__WHAT TO PRODUCE__
Please filter the data below down to the lines holding the string "icon".

=======

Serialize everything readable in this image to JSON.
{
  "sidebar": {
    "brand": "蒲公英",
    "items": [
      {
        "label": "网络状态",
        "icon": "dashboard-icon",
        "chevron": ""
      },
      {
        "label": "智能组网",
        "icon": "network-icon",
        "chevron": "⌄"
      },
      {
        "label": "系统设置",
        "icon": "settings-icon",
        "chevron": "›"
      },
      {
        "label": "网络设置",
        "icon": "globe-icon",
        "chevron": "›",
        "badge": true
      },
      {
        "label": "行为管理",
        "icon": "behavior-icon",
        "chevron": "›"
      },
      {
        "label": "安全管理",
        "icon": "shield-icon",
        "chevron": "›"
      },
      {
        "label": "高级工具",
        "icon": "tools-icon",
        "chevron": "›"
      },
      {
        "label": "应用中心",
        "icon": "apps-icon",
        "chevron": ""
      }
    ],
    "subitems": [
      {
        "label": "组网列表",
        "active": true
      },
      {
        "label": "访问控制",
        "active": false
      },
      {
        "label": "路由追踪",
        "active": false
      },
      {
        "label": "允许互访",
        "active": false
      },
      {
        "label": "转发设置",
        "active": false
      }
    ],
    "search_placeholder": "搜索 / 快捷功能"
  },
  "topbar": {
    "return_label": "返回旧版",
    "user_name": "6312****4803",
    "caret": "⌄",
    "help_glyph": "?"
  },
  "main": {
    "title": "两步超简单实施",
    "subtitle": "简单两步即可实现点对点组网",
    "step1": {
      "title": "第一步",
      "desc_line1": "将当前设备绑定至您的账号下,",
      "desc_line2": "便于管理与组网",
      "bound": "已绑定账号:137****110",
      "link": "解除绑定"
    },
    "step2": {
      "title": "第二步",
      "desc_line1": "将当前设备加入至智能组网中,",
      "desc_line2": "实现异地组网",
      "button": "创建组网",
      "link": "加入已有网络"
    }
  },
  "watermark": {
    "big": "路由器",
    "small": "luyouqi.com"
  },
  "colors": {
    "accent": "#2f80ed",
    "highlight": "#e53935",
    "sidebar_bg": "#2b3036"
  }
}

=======

__TASK ANSWER__
        "icon": "dashboard-icon",
        "icon": "network-icon",
        "icon": "settings-icon",
        "icon": "globe-icon",
        "icon": "behavior-icon",
        "icon": "shield-icon",
        "icon": "tools-icon",
        "icon": "apps-icon",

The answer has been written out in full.